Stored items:
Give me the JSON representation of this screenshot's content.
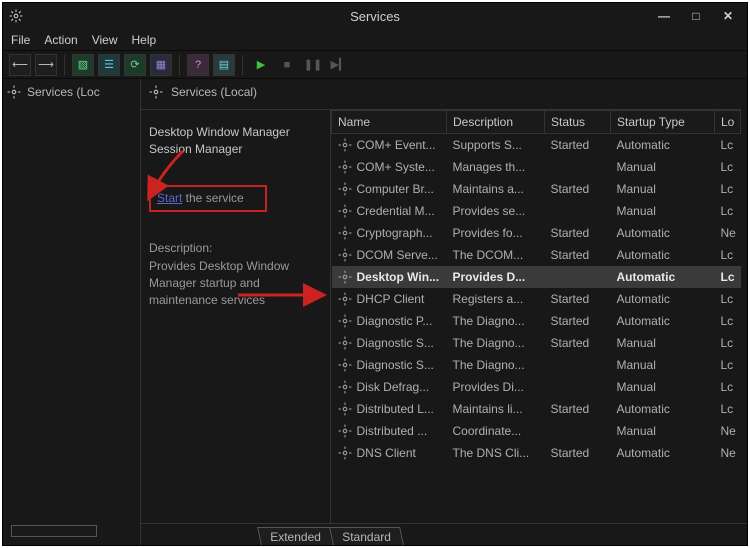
{
  "window": {
    "title": "Services",
    "controls": {
      "min": "—",
      "max": "□",
      "close": "✕"
    }
  },
  "menu": {
    "file": "File",
    "action": "Action",
    "view": "View",
    "help": "Help"
  },
  "toolbar": {
    "back": "⟵",
    "forward": "⟶",
    "app": "▧",
    "list": "☰",
    "refresh": "⟳",
    "export": "▦",
    "help": "?",
    "props": "▤",
    "play": "▶",
    "stop": "■",
    "pause": "❚❚",
    "restart": "▶▎"
  },
  "left": {
    "heading": "Services (Loc"
  },
  "rightHeader": "Services (Local)",
  "info": {
    "selectedName1": "Desktop Window Manager",
    "selectedName2": "Session Manager",
    "startLink": "Start",
    "startSuffix": " the service",
    "descLabel": "Description:",
    "desc1": "Provides Desktop Window",
    "desc2": "Manager startup and",
    "desc3": "maintenance services"
  },
  "columns": {
    "name": "Name",
    "description": "Description",
    "status": "Status",
    "startup": "Startup Type",
    "logon": "Lo"
  },
  "rows": [
    {
      "name": "COM+ Event...",
      "desc": "Supports S...",
      "status": "Started",
      "startup": "Automatic",
      "logon": "Lc"
    },
    {
      "name": "COM+ Syste...",
      "desc": "Manages th...",
      "status": "",
      "startup": "Manual",
      "logon": "Lc"
    },
    {
      "name": "Computer Br...",
      "desc": "Maintains a...",
      "status": "Started",
      "startup": "Manual",
      "logon": "Lc"
    },
    {
      "name": "Credential M...",
      "desc": "Provides se...",
      "status": "",
      "startup": "Manual",
      "logon": "Lc"
    },
    {
      "name": "Cryptograph...",
      "desc": "Provides fo...",
      "status": "Started",
      "startup": "Automatic",
      "logon": "Ne"
    },
    {
      "name": "DCOM Serve...",
      "desc": "The DCOM...",
      "status": "Started",
      "startup": "Automatic",
      "logon": "Lc"
    },
    {
      "name": "Desktop Win...",
      "desc": "Provides D...",
      "status": "",
      "startup": "Automatic",
      "logon": "Lc",
      "selected": true
    },
    {
      "name": "DHCP Client",
      "desc": "Registers a...",
      "status": "Started",
      "startup": "Automatic",
      "logon": "Lc"
    },
    {
      "name": "Diagnostic P...",
      "desc": "The Diagno...",
      "status": "Started",
      "startup": "Automatic",
      "logon": "Lc"
    },
    {
      "name": "Diagnostic S...",
      "desc": "The Diagno...",
      "status": "Started",
      "startup": "Manual",
      "logon": "Lc"
    },
    {
      "name": "Diagnostic S...",
      "desc": "The Diagno...",
      "status": "",
      "startup": "Manual",
      "logon": "Lc"
    },
    {
      "name": "Disk Defrag...",
      "desc": "Provides Di...",
      "status": "",
      "startup": "Manual",
      "logon": "Lc"
    },
    {
      "name": "Distributed L...",
      "desc": "Maintains li...",
      "status": "Started",
      "startup": "Automatic",
      "logon": "Lc"
    },
    {
      "name": "Distributed ...",
      "desc": "Coordinate...",
      "status": "",
      "startup": "Manual",
      "logon": "Ne"
    },
    {
      "name": "DNS Client",
      "desc": "The DNS Cli...",
      "status": "Started",
      "startup": "Automatic",
      "logon": "Ne"
    }
  ],
  "tabs": {
    "extended": "Extended",
    "standard": "Standard"
  }
}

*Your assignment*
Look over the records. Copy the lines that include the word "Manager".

*Response*
    "selectedName1": "Desktop Window Manager",
    "selectedName2": "Session Manager",
    "desc2": "Manager startup and",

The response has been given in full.